At the Federal Reserve, we follow closely the aggregate fluctuations in the U.S. economy, including the behavior of labor markets in general and the unemployment rate in particular. Our key policy instrument is the federal funds rate, which is used to influence all other interest rates, especially short-term rates, and thereby influence financial, labor, and goods markets to achieve our mandate of price stability and full employment.
Not surprisingly, some markets are more sensitive than others to both the cyclical behavior of the aggregate fluctuations and to monetary policy conducted by the Fed. Among those sensitive markets is the one for durable goods. The graph above illustrates this by showing total monthly sales of cars (thick blue line) from the late 1970s to today. Notice how volatile this series is, as spikes of high sales occur fairly often during the sample period. There’s also a clear pattern related to the unemployment rate (red line): Car sales plummet during periods of increasing unemployment, most notably during recessions (shaded bars).
But unemployment is far from the whole story.
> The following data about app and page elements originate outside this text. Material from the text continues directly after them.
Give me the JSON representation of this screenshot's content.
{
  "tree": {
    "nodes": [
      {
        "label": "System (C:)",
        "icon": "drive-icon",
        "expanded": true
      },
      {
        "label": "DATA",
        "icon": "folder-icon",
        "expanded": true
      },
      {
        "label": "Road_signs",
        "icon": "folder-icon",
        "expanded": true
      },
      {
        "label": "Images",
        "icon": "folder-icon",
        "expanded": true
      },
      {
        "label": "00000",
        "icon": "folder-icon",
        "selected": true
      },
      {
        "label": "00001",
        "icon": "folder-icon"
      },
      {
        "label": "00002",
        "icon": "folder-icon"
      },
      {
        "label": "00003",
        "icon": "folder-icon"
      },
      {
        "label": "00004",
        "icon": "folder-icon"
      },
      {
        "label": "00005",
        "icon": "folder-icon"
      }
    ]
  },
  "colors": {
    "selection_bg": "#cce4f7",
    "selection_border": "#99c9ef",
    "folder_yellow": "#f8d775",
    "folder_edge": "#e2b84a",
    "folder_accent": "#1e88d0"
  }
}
As the graph shows, car sales are also driven by two of the major costs of buying a car: the cost of gasoline (orange dashed line, right axis) and interest rates. The graph shows the bank prime loan rate (green line), which is used to set the interest rate charged for most car loans. Clearly, even when unemployment is low and declining, a rise in interest rates and the cost of gasoline is associated with a decline in car sales.
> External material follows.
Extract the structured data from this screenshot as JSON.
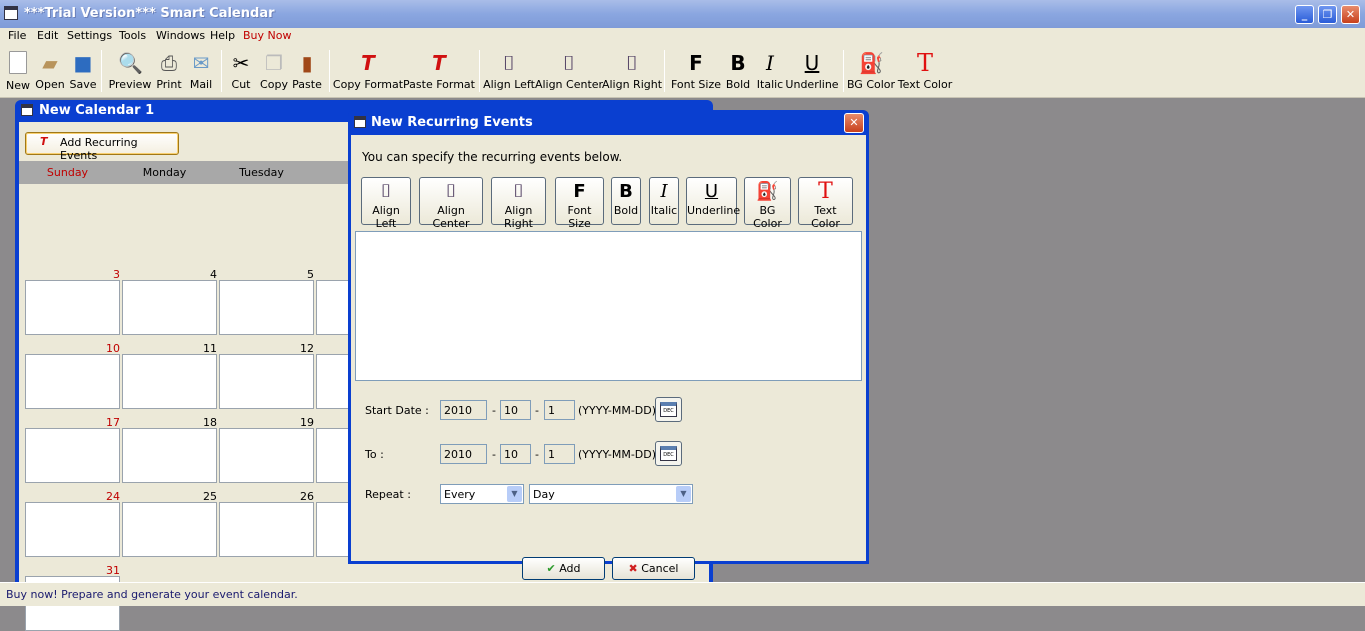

How this graph was created: First search for “total vehicle sales” and select the seasonally adjusted series. To highlight this series relative to the rest, select a solid line style with width 4. Next, use the “Add Data Series” option to search for and select “U.S. civilian unemployment rate”; again, select the seasonally adjusted series to keep the graph smoother. Next, add the series “bank prime loan rate” and “consumer price index for all urban consumers: gasoline.” To compare the time behavior of these series within the graph, place the y-axis for the last series on the right side. Finally, adjust the line colors and patterns to taste.
Suggested by Alexander Monge-Naranjo
View on FRED, series used in this post: